If there is one thing tech companies, regardless of size and earnings, are doing more and more recently, it’s laying off some its workforce.
In an email to employees a few days ago, Twitter’s recently named permanent Chief Executive Officer, Jack Dorsey, has admitted that the process, “isn’t easy. But it is right.” There were previous reports speculating that Twitter was about to lay off some of its staff. Eventually, Dorsey confirmed this by announcing that the company plans to let go of as much as 336 employees. Moreover, much of the layoffs would be done in the company’s Engineering department to make the said team leaner and meaner. However, Dorsey also said there would be a need to cut jobs throughout the rest of the organization so that it will be “streamlined in parallel.”
Meanwhile, Deadline reported recently that social media app company Snapchat may be preparing to lay off some of its staff as well as it looks to close down its Snap Channel business for good.
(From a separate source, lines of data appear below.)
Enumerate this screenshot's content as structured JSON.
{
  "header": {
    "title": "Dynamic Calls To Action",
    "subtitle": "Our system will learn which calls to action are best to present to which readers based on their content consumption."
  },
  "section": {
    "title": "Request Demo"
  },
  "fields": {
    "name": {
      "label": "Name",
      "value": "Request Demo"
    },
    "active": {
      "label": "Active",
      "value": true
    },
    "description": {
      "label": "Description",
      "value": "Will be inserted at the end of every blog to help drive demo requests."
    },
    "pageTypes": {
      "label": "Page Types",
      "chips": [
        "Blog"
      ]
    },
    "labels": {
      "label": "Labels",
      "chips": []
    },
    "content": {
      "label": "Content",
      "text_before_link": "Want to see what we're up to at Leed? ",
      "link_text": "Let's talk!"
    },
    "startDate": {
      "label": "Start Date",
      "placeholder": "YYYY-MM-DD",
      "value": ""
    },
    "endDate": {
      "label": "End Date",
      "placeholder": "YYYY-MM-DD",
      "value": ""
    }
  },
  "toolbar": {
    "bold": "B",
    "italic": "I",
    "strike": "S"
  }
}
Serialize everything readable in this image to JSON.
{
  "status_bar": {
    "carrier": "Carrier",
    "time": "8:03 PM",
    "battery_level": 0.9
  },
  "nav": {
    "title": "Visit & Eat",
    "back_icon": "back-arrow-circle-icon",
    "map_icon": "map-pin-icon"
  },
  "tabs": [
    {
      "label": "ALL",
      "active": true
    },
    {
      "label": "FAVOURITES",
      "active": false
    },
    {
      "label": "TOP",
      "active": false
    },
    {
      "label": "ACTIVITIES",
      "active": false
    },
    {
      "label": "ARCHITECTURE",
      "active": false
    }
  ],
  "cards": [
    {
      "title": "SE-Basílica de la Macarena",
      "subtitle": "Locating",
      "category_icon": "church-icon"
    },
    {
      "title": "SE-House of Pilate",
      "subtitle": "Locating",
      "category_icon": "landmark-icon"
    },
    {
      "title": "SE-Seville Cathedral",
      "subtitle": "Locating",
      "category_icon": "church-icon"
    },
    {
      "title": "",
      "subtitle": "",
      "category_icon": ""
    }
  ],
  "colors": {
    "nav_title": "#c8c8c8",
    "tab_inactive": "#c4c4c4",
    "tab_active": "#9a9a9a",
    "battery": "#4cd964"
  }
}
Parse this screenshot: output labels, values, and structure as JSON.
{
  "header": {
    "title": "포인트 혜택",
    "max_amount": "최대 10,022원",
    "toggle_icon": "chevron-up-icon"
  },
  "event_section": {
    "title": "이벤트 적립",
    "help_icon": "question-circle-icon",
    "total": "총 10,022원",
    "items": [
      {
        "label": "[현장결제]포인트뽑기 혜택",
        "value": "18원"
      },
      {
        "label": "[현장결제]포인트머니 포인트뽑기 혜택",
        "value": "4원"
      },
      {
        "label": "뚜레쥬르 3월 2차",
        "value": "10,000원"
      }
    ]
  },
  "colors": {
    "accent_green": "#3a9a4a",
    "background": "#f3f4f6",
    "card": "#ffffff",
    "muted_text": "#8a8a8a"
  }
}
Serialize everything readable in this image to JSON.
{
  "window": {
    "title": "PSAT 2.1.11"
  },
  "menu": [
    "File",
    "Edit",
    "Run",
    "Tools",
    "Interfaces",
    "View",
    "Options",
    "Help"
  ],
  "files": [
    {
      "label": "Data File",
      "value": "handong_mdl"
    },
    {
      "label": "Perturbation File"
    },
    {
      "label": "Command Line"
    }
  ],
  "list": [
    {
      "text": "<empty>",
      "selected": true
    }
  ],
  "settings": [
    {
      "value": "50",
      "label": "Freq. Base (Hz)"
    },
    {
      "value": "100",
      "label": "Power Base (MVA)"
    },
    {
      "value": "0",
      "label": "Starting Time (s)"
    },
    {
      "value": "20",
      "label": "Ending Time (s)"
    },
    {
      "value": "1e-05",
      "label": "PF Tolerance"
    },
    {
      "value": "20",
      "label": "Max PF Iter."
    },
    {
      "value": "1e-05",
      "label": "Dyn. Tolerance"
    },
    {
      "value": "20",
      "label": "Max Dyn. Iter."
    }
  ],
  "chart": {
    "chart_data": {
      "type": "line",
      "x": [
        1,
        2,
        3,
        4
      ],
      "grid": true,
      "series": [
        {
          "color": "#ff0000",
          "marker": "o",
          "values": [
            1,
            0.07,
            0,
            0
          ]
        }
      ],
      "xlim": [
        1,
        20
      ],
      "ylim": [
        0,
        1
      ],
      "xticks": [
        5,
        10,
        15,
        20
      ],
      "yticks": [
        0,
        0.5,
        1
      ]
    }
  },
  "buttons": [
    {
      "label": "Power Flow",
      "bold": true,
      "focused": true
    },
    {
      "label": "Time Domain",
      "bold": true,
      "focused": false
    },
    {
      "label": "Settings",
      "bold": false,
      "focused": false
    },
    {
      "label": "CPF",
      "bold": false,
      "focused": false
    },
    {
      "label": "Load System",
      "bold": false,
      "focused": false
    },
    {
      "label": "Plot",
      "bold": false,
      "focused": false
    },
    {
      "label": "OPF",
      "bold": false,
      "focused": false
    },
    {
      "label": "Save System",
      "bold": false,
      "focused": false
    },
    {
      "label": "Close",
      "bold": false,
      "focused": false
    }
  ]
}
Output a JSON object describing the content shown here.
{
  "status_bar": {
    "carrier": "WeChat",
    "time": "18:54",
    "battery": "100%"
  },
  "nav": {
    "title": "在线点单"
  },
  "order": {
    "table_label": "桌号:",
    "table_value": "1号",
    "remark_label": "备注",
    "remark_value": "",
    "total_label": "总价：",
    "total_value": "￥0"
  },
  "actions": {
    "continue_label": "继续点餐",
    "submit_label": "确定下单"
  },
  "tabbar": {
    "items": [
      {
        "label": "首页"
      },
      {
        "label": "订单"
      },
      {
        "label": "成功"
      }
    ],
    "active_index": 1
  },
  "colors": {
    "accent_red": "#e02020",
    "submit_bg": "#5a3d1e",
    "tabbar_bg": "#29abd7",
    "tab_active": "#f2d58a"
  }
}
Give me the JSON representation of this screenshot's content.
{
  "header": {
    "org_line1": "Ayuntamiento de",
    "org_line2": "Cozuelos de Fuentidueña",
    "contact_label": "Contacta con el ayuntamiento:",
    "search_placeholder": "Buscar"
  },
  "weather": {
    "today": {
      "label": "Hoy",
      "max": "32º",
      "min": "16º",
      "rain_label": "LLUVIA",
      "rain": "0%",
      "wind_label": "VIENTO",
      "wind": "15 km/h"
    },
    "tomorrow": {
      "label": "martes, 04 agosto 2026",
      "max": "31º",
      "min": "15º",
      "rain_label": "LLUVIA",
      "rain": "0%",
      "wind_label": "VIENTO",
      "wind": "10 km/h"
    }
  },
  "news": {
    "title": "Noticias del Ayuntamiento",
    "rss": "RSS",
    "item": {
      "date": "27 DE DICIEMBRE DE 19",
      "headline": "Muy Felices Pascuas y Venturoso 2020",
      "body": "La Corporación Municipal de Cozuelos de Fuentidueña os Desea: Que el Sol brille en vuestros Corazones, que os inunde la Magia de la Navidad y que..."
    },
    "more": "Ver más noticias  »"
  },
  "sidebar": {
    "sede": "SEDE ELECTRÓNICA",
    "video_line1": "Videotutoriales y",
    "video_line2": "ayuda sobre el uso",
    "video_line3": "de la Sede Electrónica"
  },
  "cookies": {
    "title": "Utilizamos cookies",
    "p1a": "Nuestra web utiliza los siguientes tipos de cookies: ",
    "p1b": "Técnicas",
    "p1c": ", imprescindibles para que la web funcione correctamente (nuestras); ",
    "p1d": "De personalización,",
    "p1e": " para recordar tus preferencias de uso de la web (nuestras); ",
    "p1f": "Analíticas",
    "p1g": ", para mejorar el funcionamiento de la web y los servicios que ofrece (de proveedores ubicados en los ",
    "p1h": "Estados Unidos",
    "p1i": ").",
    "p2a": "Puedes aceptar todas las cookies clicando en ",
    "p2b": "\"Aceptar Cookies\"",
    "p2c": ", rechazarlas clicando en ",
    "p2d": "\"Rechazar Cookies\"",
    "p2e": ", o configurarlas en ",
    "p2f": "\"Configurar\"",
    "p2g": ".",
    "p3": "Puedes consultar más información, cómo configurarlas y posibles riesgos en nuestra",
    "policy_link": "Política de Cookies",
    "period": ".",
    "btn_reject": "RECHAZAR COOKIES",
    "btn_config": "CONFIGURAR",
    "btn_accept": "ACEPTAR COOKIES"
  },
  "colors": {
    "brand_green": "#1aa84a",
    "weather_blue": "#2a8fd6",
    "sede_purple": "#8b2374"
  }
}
Among those expected to exit the company as a result is Snap Channel Head of Program Planning and Development Marcus Wiley. Meanwhile, there are around 15 people who make up the Snap Channel team. It is expected that majority of them shall be laid off, though a number of junior executives may be retained and reassigned to other teams.
Earlier this year, both Microsoft and Hewlett Packard (HP) had announced company layoffs as a result of some restructuring done inside both organizations. In July, Microsoft announced it was laying off as much as 7,800 employees as it looks to restructure its phone hardware business following the company’s acquisition of Nokia Devices and Services business.
Meanwhile, Hewlett Packard (HP) also announced a few months ago that it is laying off between 25,000 to 30,000 people as part of the spinning off of its Enterprise Services business into Hewlett Packard Enterprise. The company hopes that in doing so, the newly formed company will have an ongoing annual cost reduction of $2.7 billion and as well as ongoing cost savings of about $0.7 billion.
At the same time, Business Insider reports that India-based company Zomato is looking to lay off as much as 300 workers. Moreover, majority of these job cuts will be done in the U.S.